Here are some records; quote them exactly, leaving out the pictures.

[[ DATA FOR ANALYSIS open ]]

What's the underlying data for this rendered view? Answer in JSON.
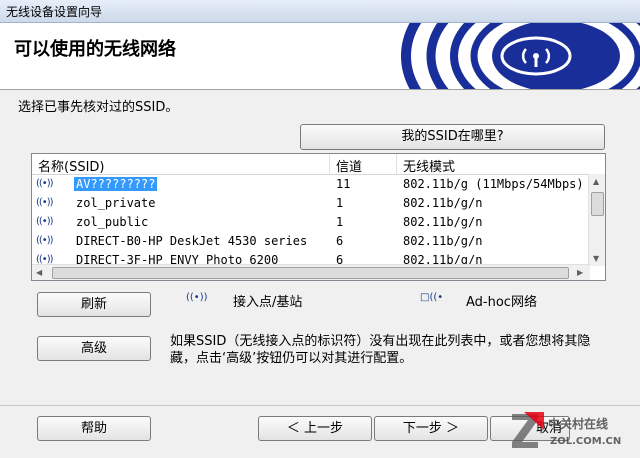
{
  "window": {
    "title": "无线设备设置向导"
  },
  "header": {
    "title": "可以使用的无线网络"
  },
  "instruction": "选择已事先核对过的SSID。",
  "buttons": {
    "where_ssid": "我的SSID在哪里?",
    "refresh": "刷新",
    "advanced": "高级",
    "help": "帮助",
    "back": "＜ 上一步",
    "next": "下一步 ＞",
    "cancel": "取消"
  },
  "table": {
    "columns": [
      "名称(SSID)",
      "信道",
      "无线模式"
    ],
    "rows": [
      {
        "icon": "access-point-icon",
        "ssid": "AV?????????",
        "channel": "11",
        "mode": "802.11b/g (11Mbps/54Mbps)",
        "selected": true
      },
      {
        "icon": "access-point-icon",
        "ssid": "zol_private",
        "channel": "1",
        "mode": "802.11b/g/n",
        "selected": false
      },
      {
        "icon": "access-point-icon",
        "ssid": "zol_public",
        "channel": "1",
        "mode": "802.11b/g/n",
        "selected": false
      },
      {
        "icon": "access-point-icon",
        "ssid": "DIRECT-B0-HP DeskJet 4530 series",
        "channel": "6",
        "mode": "802.11b/g/n",
        "selected": false
      },
      {
        "icon": "access-point-icon",
        "ssid": "DIRECT-3F-HP ENVY Photo 6200",
        "channel": "6",
        "mode": "802.11b/g/n",
        "selected": false
      }
    ]
  },
  "legend": {
    "ap_glyph": "((•))",
    "ap_label": "接入点/基站",
    "adhoc_glyph": "□((•",
    "adhoc_label": "Ad-hoc网络"
  },
  "note": "如果SSID（无线接入点的标识符）没有出现在此列表中，或者您想将其隐藏，点击‘高级’按钮仍可以对其进行配置。",
  "watermark": {
    "brand": "中关村在线",
    "url": "ZOL.COM.CN",
    "mark": "Z"
  },
  "colors": {
    "selection": "#3399ff",
    "logo_blue": "#1a2e9a"
  }
}
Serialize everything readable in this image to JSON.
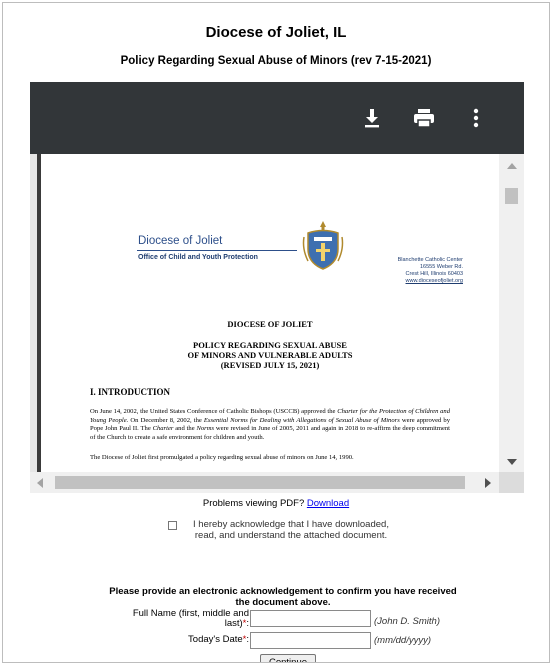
{
  "page": {
    "title": "Diocese of Joliet, IL",
    "subtitle": "Policy Regarding Sexual Abuse of Minors (rev 7-15-2021)"
  },
  "viewer": {
    "toolbar_icons": [
      "download-icon",
      "print-icon",
      "more-vert-icon"
    ],
    "document": {
      "letterhead_name": "Diocese of Joliet",
      "letterhead_office": "Office of Child and Youth Protection",
      "address_lines": [
        "Blanchette Catholic Center",
        "16555 Weber Rd.",
        "Crest Hill, Illinois 60403"
      ],
      "address_link": "www.dioceseofjoliet.org",
      "heading": "DIOCESE OF JOLIET",
      "policy_title_lines": [
        "POLICY REGARDING SEXUAL ABUSE",
        "OF MINORS AND VULNERABLE ADULTS",
        "(REVISED JULY 15, 2021)"
      ],
      "section_title": "I. INTRODUCTION",
      "para1_a": "On June 14, 2002, the United States Conference of Catholic Bishops (USCCB) approved the ",
      "para1_b": "Charter for the Protection of Children and Young People.",
      "para1_c": "  On December 8, 2002, the ",
      "para1_d": "Essential Norms for Dealing with Allegations of Sexual Abuse of Minors",
      "para1_e": " were approved by Pope John Paul II.  The ",
      "para1_f": "Charter",
      "para1_g": " and the ",
      "para1_h": "Norms",
      "para1_i": " were revised in June of 2005, 2011 and again in 2018 to re-affirm the deep commitment of the Church to create a safe environment for children and youth.",
      "para2": "The Diocese of Joliet first promulgated a policy regarding sexual abuse of minors on June 14, 1990."
    }
  },
  "problems": {
    "text": "Problems viewing PDF? ",
    "link": "Download"
  },
  "acknowledge": {
    "label": "I hereby acknowledge that I have downloaded, read, and understand the attached document.",
    "checked": false
  },
  "form": {
    "prompt": "Please provide an electronic acknowledgement to confirm you have received the document above.",
    "full_name_label_line1": "Full Name (first, middle and",
    "full_name_label_line2": "last)",
    "full_name_value": "",
    "full_name_hint": "(John D. Smith)",
    "date_label": "Today's Date",
    "date_value": "",
    "date_hint": "(mm/dd/yyyy)",
    "required_mark": "*",
    "colon": ":",
    "continue_label": "Continue"
  }
}
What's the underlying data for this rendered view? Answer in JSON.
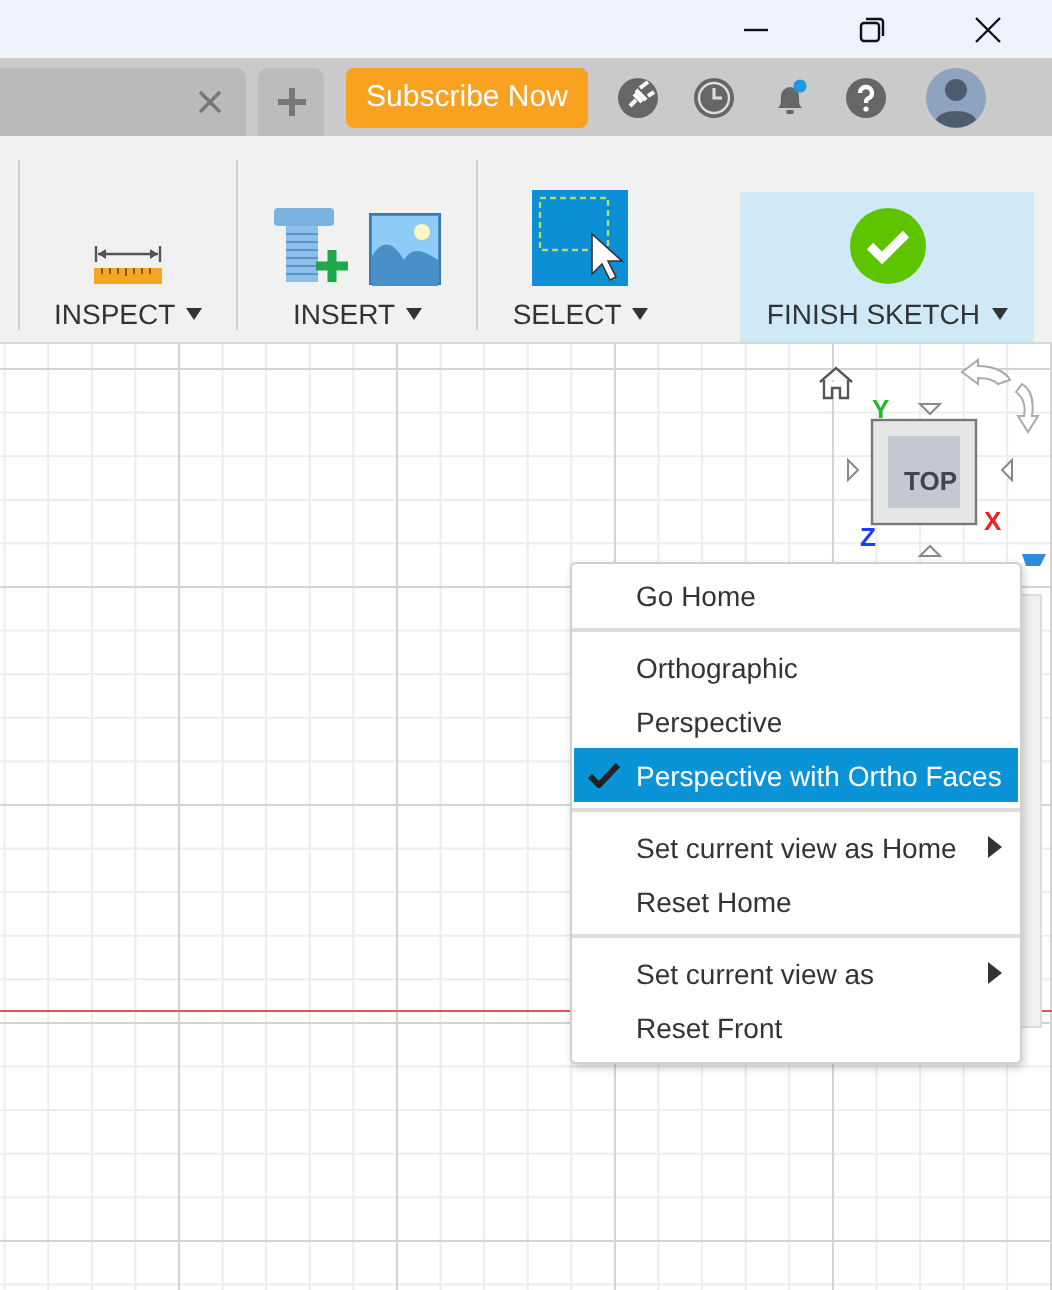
{
  "tab_bar": {
    "subscribe_button": "Subscribe Now",
    "notification_unread": true
  },
  "toolbar": {
    "groups": [
      {
        "label": "INSPECT",
        "kind": "inspect",
        "highlighted": false
      },
      {
        "label": "INSERT",
        "kind": "insert",
        "highlighted": false
      },
      {
        "label": "SELECT",
        "kind": "select",
        "highlighted": false
      },
      {
        "label": "FINISH SKETCH",
        "kind": "finish",
        "highlighted": true
      }
    ]
  },
  "viewcube": {
    "face": "TOP",
    "axes": [
      {
        "label": "Y",
        "color": "#22bb22"
      },
      {
        "label": "X",
        "color": "#ee2222"
      },
      {
        "label": "Z",
        "color": "#1a3cff"
      }
    ]
  },
  "context_menu": {
    "groups": [
      [
        {
          "label": "Go Home",
          "checked": false,
          "submenu": false
        }
      ],
      [
        {
          "label": "Orthographic",
          "checked": false,
          "submenu": false
        },
        {
          "label": "Perspective",
          "checked": false,
          "submenu": false
        },
        {
          "label": "Perspective with Ortho Faces",
          "checked": true,
          "submenu": false
        }
      ],
      [
        {
          "label": "Set current view as Home",
          "checked": false,
          "submenu": true
        },
        {
          "label": "Reset Home",
          "checked": false,
          "submenu": false
        }
      ],
      [
        {
          "label": "Set current view as",
          "checked": false,
          "submenu": true
        },
        {
          "label": "Reset Front",
          "checked": false,
          "submenu": false
        }
      ]
    ]
  }
}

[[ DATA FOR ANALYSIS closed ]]

EXERCISE RESULT:
What's the underlying data for this rendered view? Answer in JSON.
{
  "window": {
    "title": "无线设备设置向导"
  },
  "header": {
    "title": "可以使用的无线网络"
  },
  "instruction": "选择已事先核对过的SSID。",
  "buttons": {
    "where_ssid": "我的SSID在哪里?",
    "refresh": "刷新",
    "advanced": "高级",
    "help": "帮助",
    "back": "＜ 上一步",
    "next": "下一步 ＞",
    "cancel": "取消"
  },
  "table": {
    "columns": [
      "名称(SSID)",
      "信道",
      "无线模式"
    ],
    "rows": [
      {
        "icon": "access-point-icon",
        "ssid": "AV?????????",
        "channel": "11",
        "mode": "802.11b/g (11Mbps/54Mbps)",
        "selected": true
      },
      {
        "icon": "access-point-icon",
        "ssid": "zol_private",
        "channel": "1",
        "mode": "802.11b/g/n",
        "selected": false
      },
      {
        "icon": "access-point-icon",
        "ssid": "zol_public",
        "channel": "1",
        "mode": "802.11b/g/n",
        "selected": false
      },
      {
        "icon": "access-point-icon",
        "ssid": "DIRECT-B0-HP DeskJet 4530 series",
        "channel": "6",
        "mode": "802.11b/g/n",
        "selected": false
      },
      {
        "icon": "access-point-icon",
        "ssid": "DIRECT-3F-HP ENVY Photo 6200",
        "channel": "6",
        "mode": "802.11b/g/n",
        "selected": false
      }
    ]
  },
  "legend": {
    "ap_glyph": "((•))",
    "ap_label": "接入点/基站",
    "adhoc_glyph": "□((•",
    "adhoc_label": "Ad-hoc网络"
  },
  "note": "如果SSID（无线接入点的标识符）没有出现在此列表中，或者您想将其隐藏，点击‘高级’按钮仍可以对其进行配置。",
  "watermark": {
    "brand": "中关村在线",
    "url": "ZOL.COM.CN",
    "mark": "Z"
  },
  "colors": {
    "selection": "#3399ff",
    "logo_blue": "#1a2e9a"
  }
}
Serialize everything readable in this image to JSON.
{
  "page": {
    "title": "Diocese of Joliet, IL",
    "subtitle": "Policy Regarding Sexual Abuse of Minors (rev 7-15-2021)"
  },
  "viewer": {
    "toolbar_icons": [
      "download-icon",
      "print-icon",
      "more-vert-icon"
    ],
    "document": {
      "letterhead_name": "Diocese of Joliet",
      "letterhead_office": "Office of Child and Youth Protection",
      "address_lines": [
        "Blanchette Catholic Center",
        "16555 Weber Rd.",
        "Crest Hill, Illinois 60403"
      ],
      "address_link": "www.dioceseofjoliet.org",
      "heading": "DIOCESE OF JOLIET",
      "policy_title_lines": [
        "POLICY REGARDING SEXUAL ABUSE",
        "OF MINORS AND VULNERABLE ADULTS",
        "(REVISED JULY 15, 2021)"
      ],
      "section_title": "I. INTRODUCTION",
      "para1_a": "On June 14, 2002, the United States Conference of Catholic Bishops (USCCB) approved the ",
      "para1_b": "Charter for the Protection of Children and Young People.",
      "para1_c": "  On December 8, 2002, the ",
      "para1_d": "Essential Norms for Dealing with Allegations of Sexual Abuse of Minors",
      "para1_e": " were approved by Pope John Paul II.  The ",
      "para1_f": "Charter",
      "para1_g": " and the ",
      "para1_h": "Norms",
      "para1_i": " were revised in June of 2005, 2011 and again in 2018 to re-affirm the deep commitment of the Church to create a safe environment for children and youth.",
      "para2": "The Diocese of Joliet first promulgated a policy regarding sexual abuse of minors on June 14, 1990."
    }
  },
  "problems": {
    "text": "Problems viewing PDF? ",
    "link": "Download"
  },
  "acknowledge": {
    "label": "I hereby acknowledge that I have downloaded, read, and understand the attached document.",
    "checked": false
  },
  "form": {
    "prompt": "Please provide an electronic acknowledgement to confirm you have received the document above.",
    "full_name_label_line1": "Full Name (first, middle and",
    "full_name_label_line2": "last)",
    "full_name_value": "",
    "full_name_hint": "(John D. Smith)",
    "date_label": "Today's Date",
    "date_value": "",
    "date_hint": "(mm/dd/yyyy)",
    "required_mark": "*",
    "colon": ":",
    "continue_label": "Continue"
  }
}
What's the underlying data for this rendered view? Answer in JSON.
{
  "tab_bar": {
    "subscribe_button": "Subscribe Now",
    "notification_unread": true
  },
  "toolbar": {
    "groups": [
      {
        "label": "INSPECT",
        "kind": "inspect",
        "highlighted": false
      },
      {
        "label": "INSERT",
        "kind": "insert",
        "highlighted": false
      },
      {
        "label": "SELECT",
        "kind": "select",
        "highlighted": false
      },
      {
        "label": "FINISH SKETCH",
        "kind": "finish",
        "highlighted": true
      }
    ]
  },
  "viewcube": {
    "face": "TOP",
    "axes": [
      {
        "label": "Y",
        "color": "#22bb22"
      },
      {
        "label": "X",
        "color": "#ee2222"
      },
      {
        "label": "Z",
        "color": "#1a3cff"
      }
    ]
  },
  "context_menu": {
    "groups": [
      [
        {
          "label": "Go Home",
          "checked": false,
          "submenu": false
        }
      ],
      [
        {
          "label": "Orthographic",
          "checked": false,
          "submenu": false
        },
        {
          "label": "Perspective",
          "checked": false,
          "submenu": false
        },
        {
          "label": "Perspective with Ortho Faces",
          "checked": true,
          "submenu": false
        }
      ],
      [
        {
          "label": "Set current view as Home",
          "checked": false,
          "submenu": true
        },
        {
          "label": "Reset Home",
          "checked": false,
          "submenu": false
        }
      ],
      [
        {
          "label": "Set current view as",
          "checked": false,
          "submenu": true
        },
        {
          "label": "Reset Front",
          "checked": false,
          "submenu": false
        }
      ]
    ]
  }
}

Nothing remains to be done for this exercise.